▶ [Work order] Your answer must be an exact copy of all the entries.

***** Dataset records *****

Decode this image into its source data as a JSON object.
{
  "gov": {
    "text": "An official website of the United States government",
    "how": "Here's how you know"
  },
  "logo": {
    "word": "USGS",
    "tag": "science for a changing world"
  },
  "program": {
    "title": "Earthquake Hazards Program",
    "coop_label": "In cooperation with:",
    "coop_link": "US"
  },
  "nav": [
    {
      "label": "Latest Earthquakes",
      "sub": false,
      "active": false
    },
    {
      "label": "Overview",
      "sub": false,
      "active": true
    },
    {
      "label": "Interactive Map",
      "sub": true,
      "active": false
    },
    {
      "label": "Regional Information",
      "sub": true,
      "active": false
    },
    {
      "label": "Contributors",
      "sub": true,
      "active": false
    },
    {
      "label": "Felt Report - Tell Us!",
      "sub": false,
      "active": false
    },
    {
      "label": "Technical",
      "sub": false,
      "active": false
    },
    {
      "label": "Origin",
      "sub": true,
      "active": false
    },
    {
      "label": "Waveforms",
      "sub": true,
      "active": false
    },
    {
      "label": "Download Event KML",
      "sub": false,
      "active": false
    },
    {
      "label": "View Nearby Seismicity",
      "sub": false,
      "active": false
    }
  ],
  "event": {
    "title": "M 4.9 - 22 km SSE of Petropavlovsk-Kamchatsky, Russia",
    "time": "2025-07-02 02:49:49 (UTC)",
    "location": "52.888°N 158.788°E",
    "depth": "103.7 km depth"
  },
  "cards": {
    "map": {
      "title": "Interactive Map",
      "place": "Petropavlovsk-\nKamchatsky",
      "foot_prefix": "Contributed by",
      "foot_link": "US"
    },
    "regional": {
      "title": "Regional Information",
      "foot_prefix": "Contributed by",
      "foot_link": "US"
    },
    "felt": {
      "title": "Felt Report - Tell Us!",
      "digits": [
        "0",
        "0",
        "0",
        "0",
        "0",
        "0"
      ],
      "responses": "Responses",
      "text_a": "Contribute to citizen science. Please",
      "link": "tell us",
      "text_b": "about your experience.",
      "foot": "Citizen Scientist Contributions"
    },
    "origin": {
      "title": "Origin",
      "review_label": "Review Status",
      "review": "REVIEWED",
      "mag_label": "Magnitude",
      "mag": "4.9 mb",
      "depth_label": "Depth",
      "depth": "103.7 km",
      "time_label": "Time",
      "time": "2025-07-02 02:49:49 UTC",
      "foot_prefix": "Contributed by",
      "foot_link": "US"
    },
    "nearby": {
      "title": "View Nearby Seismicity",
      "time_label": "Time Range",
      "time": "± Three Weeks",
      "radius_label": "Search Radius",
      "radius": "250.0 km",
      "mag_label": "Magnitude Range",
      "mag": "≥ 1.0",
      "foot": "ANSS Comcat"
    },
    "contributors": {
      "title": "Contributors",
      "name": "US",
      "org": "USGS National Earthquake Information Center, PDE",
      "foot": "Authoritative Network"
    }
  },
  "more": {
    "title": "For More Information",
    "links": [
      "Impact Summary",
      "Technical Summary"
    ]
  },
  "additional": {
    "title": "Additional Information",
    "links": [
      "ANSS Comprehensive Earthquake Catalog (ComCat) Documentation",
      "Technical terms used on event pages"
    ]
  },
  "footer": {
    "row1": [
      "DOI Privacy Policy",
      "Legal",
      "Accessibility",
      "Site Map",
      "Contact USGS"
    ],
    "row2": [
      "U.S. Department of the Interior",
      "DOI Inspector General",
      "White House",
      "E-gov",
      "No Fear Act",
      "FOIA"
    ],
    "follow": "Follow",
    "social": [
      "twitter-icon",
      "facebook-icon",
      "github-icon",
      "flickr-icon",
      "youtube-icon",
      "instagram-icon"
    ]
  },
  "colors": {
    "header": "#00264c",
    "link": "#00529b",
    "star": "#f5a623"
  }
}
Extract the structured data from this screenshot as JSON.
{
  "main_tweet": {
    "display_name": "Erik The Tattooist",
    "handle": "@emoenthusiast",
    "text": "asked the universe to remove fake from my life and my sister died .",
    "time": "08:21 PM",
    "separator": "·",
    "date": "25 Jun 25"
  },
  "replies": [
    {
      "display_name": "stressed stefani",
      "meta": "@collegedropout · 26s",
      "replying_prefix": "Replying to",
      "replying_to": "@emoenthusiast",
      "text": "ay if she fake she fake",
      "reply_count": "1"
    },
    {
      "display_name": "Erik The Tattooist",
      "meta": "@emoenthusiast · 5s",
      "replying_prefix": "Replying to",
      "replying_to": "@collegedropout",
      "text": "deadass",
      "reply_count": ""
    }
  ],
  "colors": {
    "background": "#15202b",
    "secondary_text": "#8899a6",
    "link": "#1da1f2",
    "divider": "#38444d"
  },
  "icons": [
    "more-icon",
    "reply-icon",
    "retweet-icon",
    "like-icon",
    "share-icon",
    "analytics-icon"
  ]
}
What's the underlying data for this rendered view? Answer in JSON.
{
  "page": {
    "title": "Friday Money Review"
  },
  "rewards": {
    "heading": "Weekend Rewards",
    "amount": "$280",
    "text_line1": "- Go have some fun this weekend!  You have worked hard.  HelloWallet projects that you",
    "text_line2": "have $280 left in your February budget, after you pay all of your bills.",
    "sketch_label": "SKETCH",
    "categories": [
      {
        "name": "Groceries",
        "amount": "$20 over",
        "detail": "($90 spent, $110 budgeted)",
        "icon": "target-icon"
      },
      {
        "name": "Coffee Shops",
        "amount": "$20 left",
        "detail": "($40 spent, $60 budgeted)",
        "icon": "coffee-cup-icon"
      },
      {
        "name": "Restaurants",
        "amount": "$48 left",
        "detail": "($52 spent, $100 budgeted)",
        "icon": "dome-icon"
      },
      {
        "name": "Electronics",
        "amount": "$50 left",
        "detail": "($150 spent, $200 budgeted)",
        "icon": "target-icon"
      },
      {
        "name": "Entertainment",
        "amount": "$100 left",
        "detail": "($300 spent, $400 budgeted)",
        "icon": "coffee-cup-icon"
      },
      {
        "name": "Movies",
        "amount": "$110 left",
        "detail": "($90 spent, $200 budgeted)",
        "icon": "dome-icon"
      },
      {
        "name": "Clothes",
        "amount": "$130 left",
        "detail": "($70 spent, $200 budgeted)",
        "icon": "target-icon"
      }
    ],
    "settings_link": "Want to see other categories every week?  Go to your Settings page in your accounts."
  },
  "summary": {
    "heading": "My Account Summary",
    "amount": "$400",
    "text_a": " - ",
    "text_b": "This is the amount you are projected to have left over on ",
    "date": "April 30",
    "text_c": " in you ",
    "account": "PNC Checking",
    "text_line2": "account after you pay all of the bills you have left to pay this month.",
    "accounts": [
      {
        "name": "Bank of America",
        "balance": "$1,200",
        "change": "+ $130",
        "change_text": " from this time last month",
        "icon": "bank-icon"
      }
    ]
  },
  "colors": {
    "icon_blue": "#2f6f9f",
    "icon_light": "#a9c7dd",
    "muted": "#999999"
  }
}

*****

▶ [Task result]
Decode this image into its source data as a JSON object.
{
  "gov": {
    "text": "An official website of the United States government",
    "how": "Here's how you know"
  },
  "logo": {
    "word": "USGS",
    "tag": "science for a changing world"
  },
  "program": {
    "title": "Earthquake Hazards Program",
    "coop_label": "In cooperation with:",
    "coop_link": "US"
  },
  "nav": [
    {
      "label": "Latest Earthquakes",
      "sub": false,
      "active": false
    },
    {
      "label": "Overview",
      "sub": false,
      "active": true
    },
    {
      "label": "Interactive Map",
      "sub": true,
      "active": false
    },
    {
      "label": "Regional Information",
      "sub": true,
      "active": false
    },
    {
      "label": "Contributors",
      "sub": true,
      "active": false
    },
    {
      "label": "Felt Report - Tell Us!",
      "sub": false,
      "active": false
    },
    {
      "label": "Technical",
      "sub": false,
      "active": false
    },
    {
      "label": "Origin",
      "sub": true,
      "active": false
    },
    {
      "label": "Waveforms",
      "sub": true,
      "active": false
    },
    {
      "label": "Download Event KML",
      "sub": false,
      "active": false
    },
    {
      "label": "View Nearby Seismicity",
      "sub": false,
      "active": false
    }
  ],
  "event": {
    "title": "M 4.9 - 22 km SSE of Petropavlovsk-Kamchatsky, Russia",
    "time": "2025-07-02 02:49:49 (UTC)",
    "location": "52.888°N 158.788°E",
    "depth": "103.7 km depth"
  },
  "cards": {
    "map": {
      "title": "Interactive Map",
      "place": "Petropavlovsk-\nKamchatsky",
      "foot_prefix": "Contributed by",
      "foot_link": "US"
    },
    "regional": {
      "title": "Regional Information",
      "foot_prefix": "Contributed by",
      "foot_link": "US"
    },
    "felt": {
      "title": "Felt Report - Tell Us!",
      "digits": [
        "0",
        "0",
        "0",
        "0",
        "0",
        "0"
      ],
      "responses": "Responses",
      "text_a": "Contribute to citizen science. Please",
      "link": "tell us",
      "text_b": "about your experience.",
      "foot": "Citizen Scientist Contributions"
    },
    "origin": {
      "title": "Origin",
      "review_label": "Review Status",
      "review": "REVIEWED",
      "mag_label": "Magnitude",
      "mag": "4.9 mb",
      "depth_label": "Depth",
      "depth": "103.7 km",
      "time_label": "Time",
      "time": "2025-07-02 02:49:49 UTC",
      "foot_prefix": "Contributed by",
      "foot_link": "US"
    },
    "nearby": {
      "title": "View Nearby Seismicity",
      "time_label": "Time Range",
      "time": "± Three Weeks",
      "radius_label": "Search Radius",
      "radius": "250.0 km",
      "mag_label": "Magnitude Range",
      "mag": "≥ 1.0",
      "foot": "ANSS Comcat"
    },
    "contributors": {
      "title": "Contributors",
      "name": "US",
      "org": "USGS National Earthquake Information Center, PDE",
      "foot": "Authoritative Network"
    }
  },
  "more": {
    "title": "For More Information",
    "links": [
      "Impact Summary",
      "Technical Summary"
    ]
  },
  "additional": {
    "title": "Additional Information",
    "links": [
      "ANSS Comprehensive Earthquake Catalog (ComCat) Documentation",
      "Technical terms used on event pages"
    ]
  },
  "footer": {
    "row1": [
      "DOI Privacy Policy",
      "Legal",
      "Accessibility",
      "Site Map",
      "Contact USGS"
    ],
    "row2": [
      "U.S. Department of the Interior",
      "DOI Inspector General",
      "White House",
      "E-gov",
      "No Fear Act",
      "FOIA"
    ],
    "follow": "Follow",
    "social": [
      "twitter-icon",
      "facebook-icon",
      "github-icon",
      "flickr-icon",
      "youtube-icon",
      "instagram-icon"
    ]
  },
  "colors": {
    "header": "#00264c",
    "link": "#00529b",
    "star": "#f5a623"
  }
}
Extract the structured data from this screenshot as JSON.
{
  "main_tweet": {
    "display_name": "Erik The Tattooist",
    "handle": "@emoenthusiast",
    "text": "asked the universe to remove fake from my life and my sister died .",
    "time": "08:21 PM",
    "separator": "·",
    "date": "25 Jun 25"
  },
  "replies": [
    {
      "display_name": "stressed stefani",
      "meta": "@collegedropout · 26s",
      "replying_prefix": "Replying to",
      "replying_to": "@emoenthusiast",
      "text": "ay if she fake she fake",
      "reply_count": "1"
    },
    {
      "display_name": "Erik The Tattooist",
      "meta": "@emoenthusiast · 5s",
      "replying_prefix": "Replying to",
      "replying_to": "@collegedropout",
      "text": "deadass",
      "reply_count": ""
    }
  ],
  "colors": {
    "background": "#15202b",
    "secondary_text": "#8899a6",
    "link": "#1da1f2",
    "divider": "#38444d"
  },
  "icons": [
    "more-icon",
    "reply-icon",
    "retweet-icon",
    "like-icon",
    "share-icon",
    "analytics-icon"
  ]
}
What's the underlying data for this rendered view? Answer in JSON.
{
  "page": {
    "title": "Friday Money Review"
  },
  "rewards": {
    "heading": "Weekend Rewards",
    "amount": "$280",
    "text_line1": "- Go have some fun this weekend!  You have worked hard.  HelloWallet projects that you",
    "text_line2": "have $280 left in your February budget, after you pay all of your bills.",
    "sketch_label": "SKETCH",
    "categories": [
      {
        "name": "Groceries",
        "amount": "$20 over",
        "detail": "($90 spent, $110 budgeted)",
        "icon": "target-icon"
      },
      {
        "name": "Coffee Shops",
        "amount": "$20 left",
        "detail": "($40 spent, $60 budgeted)",
        "icon": "coffee-cup-icon"
      },
      {
        "name": "Restaurants",
        "amount": "$48 left",
        "detail": "($52 spent, $100 budgeted)",
        "icon": "dome-icon"
      },
      {
        "name": "Electronics",
        "amount": "$50 left",
        "detail": "($150 spent, $200 budgeted)",
        "icon": "target-icon"
      },
      {
        "name": "Entertainment",
        "amount": "$100 left",
        "detail": "($300 spent, $400 budgeted)",
        "icon": "coffee-cup-icon"
      },
      {
        "name": "Movies",
        "amount": "$110 left",
        "detail": "($90 spent, $200 budgeted)",
        "icon": "dome-icon"
      },
      {
        "name": "Clothes",
        "amount": "$130 left",
        "detail": "($70 spent, $200 budgeted)",
        "icon": "target-icon"
      }
    ],
    "settings_link": "Want to see other categories every week?  Go to your Settings page in your accounts."
  },
  "summary": {
    "heading": "My Account Summary",
    "amount": "$400",
    "text_a": " - ",
    "text_b": "This is the amount you are projected to have left over on ",
    "date": "April 30",
    "text_c": " in you ",
    "account": "PNC Checking",
    "text_line2": "account after you pay all of the bills you have left to pay this month.",
    "accounts": [
      {
        "name": "Bank of America",
        "balance": "$1,200",
        "change": "+ $130",
        "change_text": " from this time last month",
        "icon": "bank-icon"
      }
    ]
  },
  "colors": {
    "icon_blue": "#2f6f9f",
    "icon_light": "#a9c7dd",
    "muted": "#999999"
  }
}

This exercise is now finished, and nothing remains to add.